February 13, 2013 – In a major victory for workers, the New Hampshire House of Representatives voted down a bill that would have crippled collective bargaining and silenced the voices of workers across the state.
HB 323, which would have prohibited employers and labor organizations from including fees for non-union members in collective bargaining agreements, was defeated by a vote of 212-141.
“In November, the citizens of New Hampshire voted in a legislature more focused on issues like jobs and the economy, rather than out-of-state interests,” said Professional Fire Fighters of New Hampshire President David Lang. “It is clear from today’s vote that ‘Right-to-Work’ is still not wanted or needed in New Hampshire. This has always been an unnecessary distraction, and I’m pleased that today the bill was killed so we can move on to the issues that matter to New Hampshire.”
The defeat of HB 323 in the New Hampshire General Court today marks a key turning point in the battle over the rights of public employees in the Granite State. In 2010, the rise of the Tea Party movement helped Republicans take control of both the House and the Senate. But in November 2012, amid rising public discontent with anti-labor politics, Democrats regained control of the House and brought the Senate closer to balance.

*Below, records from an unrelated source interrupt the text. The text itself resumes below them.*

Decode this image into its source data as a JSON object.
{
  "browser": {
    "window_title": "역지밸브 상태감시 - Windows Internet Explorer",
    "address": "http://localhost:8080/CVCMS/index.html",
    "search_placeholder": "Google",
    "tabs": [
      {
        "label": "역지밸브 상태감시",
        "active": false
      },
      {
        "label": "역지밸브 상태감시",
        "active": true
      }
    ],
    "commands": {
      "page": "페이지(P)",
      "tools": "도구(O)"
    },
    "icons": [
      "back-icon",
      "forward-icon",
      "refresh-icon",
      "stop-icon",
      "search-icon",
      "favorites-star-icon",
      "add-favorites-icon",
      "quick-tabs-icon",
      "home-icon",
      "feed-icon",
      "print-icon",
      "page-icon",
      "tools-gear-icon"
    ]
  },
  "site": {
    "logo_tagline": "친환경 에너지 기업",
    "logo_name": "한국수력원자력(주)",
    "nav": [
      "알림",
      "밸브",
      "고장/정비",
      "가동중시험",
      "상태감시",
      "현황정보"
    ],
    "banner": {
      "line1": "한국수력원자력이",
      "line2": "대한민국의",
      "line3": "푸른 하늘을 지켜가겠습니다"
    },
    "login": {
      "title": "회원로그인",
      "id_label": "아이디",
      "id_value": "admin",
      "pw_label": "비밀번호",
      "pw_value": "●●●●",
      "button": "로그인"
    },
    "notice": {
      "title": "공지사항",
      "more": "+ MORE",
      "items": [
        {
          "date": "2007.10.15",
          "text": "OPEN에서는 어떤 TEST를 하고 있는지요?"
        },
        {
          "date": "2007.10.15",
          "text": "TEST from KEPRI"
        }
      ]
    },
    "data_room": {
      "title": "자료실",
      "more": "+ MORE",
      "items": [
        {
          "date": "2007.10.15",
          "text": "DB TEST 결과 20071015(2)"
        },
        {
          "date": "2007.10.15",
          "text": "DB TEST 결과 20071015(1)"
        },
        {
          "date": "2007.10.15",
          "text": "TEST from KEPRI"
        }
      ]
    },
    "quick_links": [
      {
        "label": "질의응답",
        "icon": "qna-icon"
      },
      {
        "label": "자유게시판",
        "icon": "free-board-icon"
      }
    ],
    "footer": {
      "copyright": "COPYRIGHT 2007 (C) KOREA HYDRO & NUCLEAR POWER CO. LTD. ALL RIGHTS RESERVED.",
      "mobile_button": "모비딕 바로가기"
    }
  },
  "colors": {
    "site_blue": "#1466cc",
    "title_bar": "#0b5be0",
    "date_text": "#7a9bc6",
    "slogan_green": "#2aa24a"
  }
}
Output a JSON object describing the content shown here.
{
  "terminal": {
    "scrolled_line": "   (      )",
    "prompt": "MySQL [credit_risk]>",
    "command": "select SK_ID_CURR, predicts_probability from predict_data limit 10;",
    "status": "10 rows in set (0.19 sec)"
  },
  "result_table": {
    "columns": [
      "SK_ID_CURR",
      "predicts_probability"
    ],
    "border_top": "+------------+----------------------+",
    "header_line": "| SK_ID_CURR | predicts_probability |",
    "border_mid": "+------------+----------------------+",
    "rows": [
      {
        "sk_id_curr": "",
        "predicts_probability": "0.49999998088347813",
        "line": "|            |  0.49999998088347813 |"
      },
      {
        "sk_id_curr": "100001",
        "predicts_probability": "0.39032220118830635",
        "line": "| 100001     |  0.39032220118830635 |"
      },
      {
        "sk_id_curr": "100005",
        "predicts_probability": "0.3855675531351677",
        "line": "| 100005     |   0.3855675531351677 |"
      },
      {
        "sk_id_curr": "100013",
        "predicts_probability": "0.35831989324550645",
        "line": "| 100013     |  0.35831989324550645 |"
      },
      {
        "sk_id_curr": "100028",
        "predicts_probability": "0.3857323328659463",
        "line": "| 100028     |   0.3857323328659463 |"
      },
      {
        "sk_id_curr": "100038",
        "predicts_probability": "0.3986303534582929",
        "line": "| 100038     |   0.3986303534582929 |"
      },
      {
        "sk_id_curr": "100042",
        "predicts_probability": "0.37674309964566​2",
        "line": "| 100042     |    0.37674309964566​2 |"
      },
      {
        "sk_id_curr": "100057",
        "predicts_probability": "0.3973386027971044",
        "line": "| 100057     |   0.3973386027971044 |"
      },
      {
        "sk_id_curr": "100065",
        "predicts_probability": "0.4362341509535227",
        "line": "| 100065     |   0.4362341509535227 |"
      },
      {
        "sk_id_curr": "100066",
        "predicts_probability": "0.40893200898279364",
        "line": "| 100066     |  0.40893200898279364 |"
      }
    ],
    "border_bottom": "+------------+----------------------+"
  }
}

“I want to congratulate New Hampshire lawmakers today for listening to the people and defending the rights of all workers in the state,” said IAFF General President Harold Schaitberger, who was on hand for the vote. “These so called ‘right-to-work’ bills are cropping up in legislatures all over the country, but the name hides the truth because they are designed to take away the rights of workers, not protect them.”